Prompt
Search the records for the word "KIPS" and pick out every line that has it.

Records for the task START

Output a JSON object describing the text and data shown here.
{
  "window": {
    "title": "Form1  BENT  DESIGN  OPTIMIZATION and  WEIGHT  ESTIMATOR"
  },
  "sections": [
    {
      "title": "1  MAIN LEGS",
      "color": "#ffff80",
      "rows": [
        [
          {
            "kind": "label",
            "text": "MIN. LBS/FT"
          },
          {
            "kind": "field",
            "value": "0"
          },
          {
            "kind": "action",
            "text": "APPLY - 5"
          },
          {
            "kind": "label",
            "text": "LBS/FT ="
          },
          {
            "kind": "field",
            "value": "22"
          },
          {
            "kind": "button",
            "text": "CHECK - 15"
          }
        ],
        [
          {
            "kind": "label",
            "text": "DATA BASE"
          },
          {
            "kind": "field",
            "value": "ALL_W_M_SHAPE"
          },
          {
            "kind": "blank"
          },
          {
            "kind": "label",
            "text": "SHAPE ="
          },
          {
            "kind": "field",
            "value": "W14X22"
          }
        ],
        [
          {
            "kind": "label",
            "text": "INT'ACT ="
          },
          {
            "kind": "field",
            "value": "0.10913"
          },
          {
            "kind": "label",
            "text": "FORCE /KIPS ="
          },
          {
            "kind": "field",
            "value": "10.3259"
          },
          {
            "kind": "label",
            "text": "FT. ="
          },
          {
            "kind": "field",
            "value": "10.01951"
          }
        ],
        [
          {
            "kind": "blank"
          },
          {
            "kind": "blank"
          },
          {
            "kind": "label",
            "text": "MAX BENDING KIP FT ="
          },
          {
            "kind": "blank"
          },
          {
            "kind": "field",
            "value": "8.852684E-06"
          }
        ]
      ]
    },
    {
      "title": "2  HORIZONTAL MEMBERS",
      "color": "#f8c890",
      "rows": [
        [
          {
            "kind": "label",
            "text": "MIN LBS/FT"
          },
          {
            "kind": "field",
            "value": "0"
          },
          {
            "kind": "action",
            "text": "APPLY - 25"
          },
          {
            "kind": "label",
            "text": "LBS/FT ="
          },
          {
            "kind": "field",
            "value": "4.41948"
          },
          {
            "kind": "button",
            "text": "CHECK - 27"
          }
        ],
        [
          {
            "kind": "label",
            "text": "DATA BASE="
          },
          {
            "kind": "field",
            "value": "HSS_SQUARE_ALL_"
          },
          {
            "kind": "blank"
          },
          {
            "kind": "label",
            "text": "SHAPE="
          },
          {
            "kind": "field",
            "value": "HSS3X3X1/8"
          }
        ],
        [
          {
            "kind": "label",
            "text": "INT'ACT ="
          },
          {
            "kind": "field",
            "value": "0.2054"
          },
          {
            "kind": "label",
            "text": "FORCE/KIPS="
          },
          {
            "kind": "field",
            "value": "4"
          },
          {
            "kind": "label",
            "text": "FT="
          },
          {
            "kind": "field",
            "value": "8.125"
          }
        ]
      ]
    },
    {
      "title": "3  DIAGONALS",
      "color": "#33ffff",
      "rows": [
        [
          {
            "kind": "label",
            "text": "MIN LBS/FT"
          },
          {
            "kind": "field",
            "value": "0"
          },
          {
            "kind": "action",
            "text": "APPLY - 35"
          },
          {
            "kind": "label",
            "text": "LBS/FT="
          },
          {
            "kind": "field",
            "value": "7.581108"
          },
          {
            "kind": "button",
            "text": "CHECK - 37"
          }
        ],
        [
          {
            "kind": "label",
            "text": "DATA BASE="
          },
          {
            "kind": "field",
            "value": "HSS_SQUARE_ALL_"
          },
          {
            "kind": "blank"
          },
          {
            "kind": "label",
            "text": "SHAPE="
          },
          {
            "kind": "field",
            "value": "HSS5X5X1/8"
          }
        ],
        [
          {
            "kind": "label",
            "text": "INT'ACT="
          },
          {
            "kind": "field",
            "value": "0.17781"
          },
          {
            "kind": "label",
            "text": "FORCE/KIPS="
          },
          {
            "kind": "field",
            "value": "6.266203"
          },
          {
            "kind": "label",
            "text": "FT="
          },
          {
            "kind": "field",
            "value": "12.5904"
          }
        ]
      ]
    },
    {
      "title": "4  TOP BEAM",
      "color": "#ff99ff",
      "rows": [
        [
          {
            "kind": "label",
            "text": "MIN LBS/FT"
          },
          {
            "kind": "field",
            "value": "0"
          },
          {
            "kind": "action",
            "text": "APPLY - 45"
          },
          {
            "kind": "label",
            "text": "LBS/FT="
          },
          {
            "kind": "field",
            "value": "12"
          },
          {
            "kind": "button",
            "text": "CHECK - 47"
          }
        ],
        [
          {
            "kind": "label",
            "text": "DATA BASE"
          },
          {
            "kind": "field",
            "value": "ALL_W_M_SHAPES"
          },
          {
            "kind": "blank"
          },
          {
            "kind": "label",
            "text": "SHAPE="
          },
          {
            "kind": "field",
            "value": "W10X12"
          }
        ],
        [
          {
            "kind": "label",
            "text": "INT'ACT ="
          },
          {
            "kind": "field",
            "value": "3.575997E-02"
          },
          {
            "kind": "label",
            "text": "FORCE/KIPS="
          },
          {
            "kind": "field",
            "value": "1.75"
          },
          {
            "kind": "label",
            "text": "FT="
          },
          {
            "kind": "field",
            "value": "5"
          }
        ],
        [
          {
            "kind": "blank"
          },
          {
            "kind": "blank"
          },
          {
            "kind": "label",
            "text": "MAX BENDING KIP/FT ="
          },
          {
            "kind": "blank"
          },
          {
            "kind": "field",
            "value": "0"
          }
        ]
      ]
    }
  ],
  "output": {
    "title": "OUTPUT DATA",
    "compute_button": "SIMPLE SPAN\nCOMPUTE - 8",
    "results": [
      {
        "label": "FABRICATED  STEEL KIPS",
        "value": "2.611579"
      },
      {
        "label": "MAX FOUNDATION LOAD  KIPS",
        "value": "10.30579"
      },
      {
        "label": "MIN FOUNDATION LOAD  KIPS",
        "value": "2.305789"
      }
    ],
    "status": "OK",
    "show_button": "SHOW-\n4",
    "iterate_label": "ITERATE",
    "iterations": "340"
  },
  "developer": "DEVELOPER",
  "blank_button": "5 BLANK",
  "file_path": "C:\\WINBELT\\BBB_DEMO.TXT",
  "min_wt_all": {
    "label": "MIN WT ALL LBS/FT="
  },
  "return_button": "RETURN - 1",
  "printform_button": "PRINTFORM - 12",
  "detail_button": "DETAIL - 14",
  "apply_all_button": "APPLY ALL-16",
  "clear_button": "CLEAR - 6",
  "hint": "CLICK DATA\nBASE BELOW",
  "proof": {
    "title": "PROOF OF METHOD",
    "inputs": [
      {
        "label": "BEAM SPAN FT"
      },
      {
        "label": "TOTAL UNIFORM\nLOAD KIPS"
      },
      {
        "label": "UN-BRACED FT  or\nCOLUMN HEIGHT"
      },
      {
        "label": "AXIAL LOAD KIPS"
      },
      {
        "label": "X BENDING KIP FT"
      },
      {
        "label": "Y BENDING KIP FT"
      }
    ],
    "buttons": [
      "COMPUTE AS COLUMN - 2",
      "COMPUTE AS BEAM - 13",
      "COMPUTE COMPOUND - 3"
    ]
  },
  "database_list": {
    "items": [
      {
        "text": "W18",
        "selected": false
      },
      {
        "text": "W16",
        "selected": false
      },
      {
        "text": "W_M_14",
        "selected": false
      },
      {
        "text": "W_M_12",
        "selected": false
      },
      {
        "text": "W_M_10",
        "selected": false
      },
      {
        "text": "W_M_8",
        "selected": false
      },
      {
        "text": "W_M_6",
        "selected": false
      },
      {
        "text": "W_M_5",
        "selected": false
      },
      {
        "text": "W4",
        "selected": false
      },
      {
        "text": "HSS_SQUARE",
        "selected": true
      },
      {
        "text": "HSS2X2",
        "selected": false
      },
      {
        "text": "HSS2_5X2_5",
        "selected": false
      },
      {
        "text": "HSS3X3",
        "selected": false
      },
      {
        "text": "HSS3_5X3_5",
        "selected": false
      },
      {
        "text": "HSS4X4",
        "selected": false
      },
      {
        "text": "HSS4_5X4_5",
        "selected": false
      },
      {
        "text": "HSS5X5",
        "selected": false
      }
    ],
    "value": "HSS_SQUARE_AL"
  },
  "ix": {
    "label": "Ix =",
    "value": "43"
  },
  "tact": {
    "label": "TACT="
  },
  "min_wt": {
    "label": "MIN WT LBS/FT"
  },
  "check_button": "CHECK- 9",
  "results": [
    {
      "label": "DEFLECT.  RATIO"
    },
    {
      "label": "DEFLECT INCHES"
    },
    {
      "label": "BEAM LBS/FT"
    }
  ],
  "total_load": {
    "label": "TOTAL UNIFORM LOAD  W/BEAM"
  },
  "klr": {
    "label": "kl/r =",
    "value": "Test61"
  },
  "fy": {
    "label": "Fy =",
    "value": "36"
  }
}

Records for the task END
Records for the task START

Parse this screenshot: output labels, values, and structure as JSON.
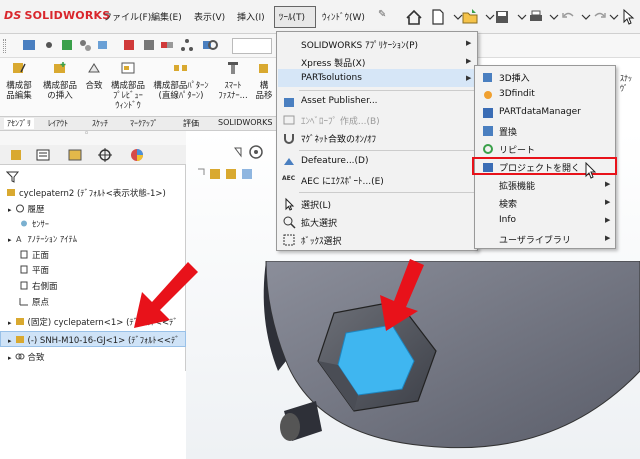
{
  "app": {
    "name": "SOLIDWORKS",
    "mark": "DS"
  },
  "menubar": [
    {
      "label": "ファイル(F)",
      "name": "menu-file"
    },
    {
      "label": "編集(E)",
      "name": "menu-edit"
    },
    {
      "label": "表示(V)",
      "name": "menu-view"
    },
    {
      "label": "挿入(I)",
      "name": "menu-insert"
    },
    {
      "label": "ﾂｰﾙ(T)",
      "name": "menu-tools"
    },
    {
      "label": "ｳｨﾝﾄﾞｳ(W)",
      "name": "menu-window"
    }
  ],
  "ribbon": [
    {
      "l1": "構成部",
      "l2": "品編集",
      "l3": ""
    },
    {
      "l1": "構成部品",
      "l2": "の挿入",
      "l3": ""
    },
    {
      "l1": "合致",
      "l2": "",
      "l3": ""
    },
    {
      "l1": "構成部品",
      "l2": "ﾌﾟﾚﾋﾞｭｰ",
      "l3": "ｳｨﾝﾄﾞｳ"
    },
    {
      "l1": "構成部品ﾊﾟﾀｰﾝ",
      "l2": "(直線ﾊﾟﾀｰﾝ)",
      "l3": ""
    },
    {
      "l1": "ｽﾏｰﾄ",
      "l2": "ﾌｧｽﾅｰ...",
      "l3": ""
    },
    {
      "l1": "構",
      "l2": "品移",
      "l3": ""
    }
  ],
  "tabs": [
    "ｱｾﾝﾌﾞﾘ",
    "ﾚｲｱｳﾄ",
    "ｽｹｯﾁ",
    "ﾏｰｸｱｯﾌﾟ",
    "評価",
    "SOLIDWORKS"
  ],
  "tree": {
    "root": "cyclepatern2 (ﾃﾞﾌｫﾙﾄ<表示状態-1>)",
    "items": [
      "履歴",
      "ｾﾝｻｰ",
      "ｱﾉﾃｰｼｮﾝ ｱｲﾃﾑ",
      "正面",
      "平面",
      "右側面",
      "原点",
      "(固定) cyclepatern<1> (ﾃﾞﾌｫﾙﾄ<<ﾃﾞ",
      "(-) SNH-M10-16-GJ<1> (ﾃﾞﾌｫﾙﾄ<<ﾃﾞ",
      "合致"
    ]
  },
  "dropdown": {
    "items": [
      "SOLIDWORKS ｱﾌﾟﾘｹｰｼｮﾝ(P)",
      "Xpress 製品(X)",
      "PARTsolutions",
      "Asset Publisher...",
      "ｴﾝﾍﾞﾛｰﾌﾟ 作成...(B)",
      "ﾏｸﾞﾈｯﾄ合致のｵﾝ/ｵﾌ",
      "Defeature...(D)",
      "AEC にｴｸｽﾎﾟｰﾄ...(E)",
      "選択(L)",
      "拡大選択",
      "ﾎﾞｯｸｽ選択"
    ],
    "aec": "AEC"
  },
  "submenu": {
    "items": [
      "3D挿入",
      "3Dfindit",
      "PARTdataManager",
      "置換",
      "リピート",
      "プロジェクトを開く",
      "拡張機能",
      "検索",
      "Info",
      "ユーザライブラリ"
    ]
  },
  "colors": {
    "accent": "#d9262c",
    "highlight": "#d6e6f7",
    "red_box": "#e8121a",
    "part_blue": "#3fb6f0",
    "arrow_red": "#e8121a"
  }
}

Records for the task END
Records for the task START

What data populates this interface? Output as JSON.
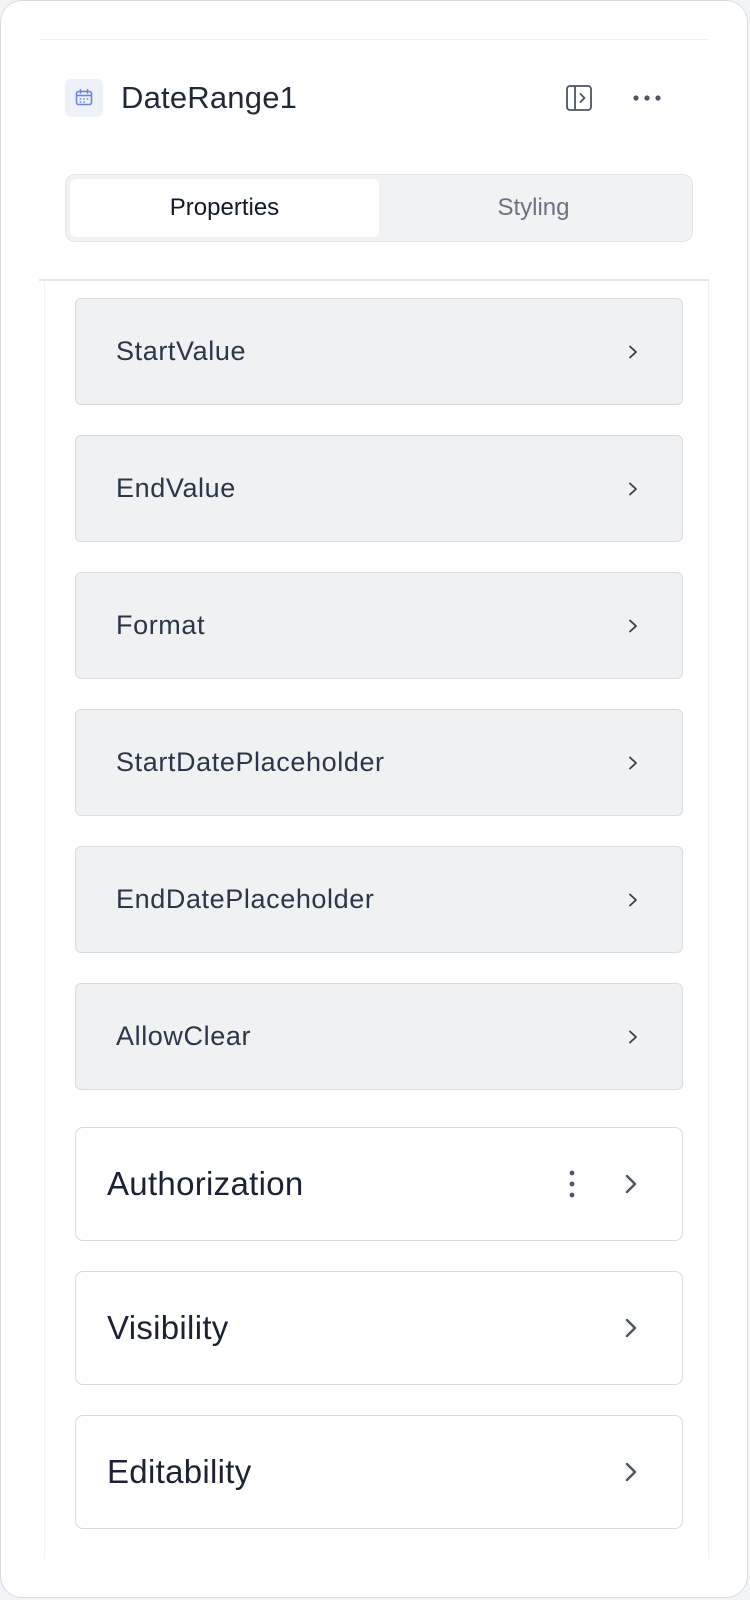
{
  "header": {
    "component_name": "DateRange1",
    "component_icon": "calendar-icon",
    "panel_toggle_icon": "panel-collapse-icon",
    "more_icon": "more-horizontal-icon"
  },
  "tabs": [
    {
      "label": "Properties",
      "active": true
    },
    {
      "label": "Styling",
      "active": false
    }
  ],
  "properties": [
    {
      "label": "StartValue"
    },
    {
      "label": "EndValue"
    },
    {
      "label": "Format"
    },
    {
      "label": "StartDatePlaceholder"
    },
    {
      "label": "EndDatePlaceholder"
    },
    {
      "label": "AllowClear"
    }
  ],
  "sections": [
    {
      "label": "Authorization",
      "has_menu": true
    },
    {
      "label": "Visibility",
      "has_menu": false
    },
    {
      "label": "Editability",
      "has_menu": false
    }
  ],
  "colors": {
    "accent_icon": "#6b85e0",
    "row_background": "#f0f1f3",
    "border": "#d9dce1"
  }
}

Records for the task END

Exercise solution
            "text": "FORCE /KIPS ="
            "text": "FORCE/KIPS="
            "text": "FORCE/KIPS="
            "text": "FORCE/KIPS="
        "label": "FABRICATED  STEEL KIPS",
        "label": "MAX FOUNDATION LOAD  KIPS",
        "label": "MIN FOUNDATION LOAD  KIPS",
        "label": "TOTAL UNIFORM\nLOAD KIPS"
        "label": "AXIAL LOAD KIPS"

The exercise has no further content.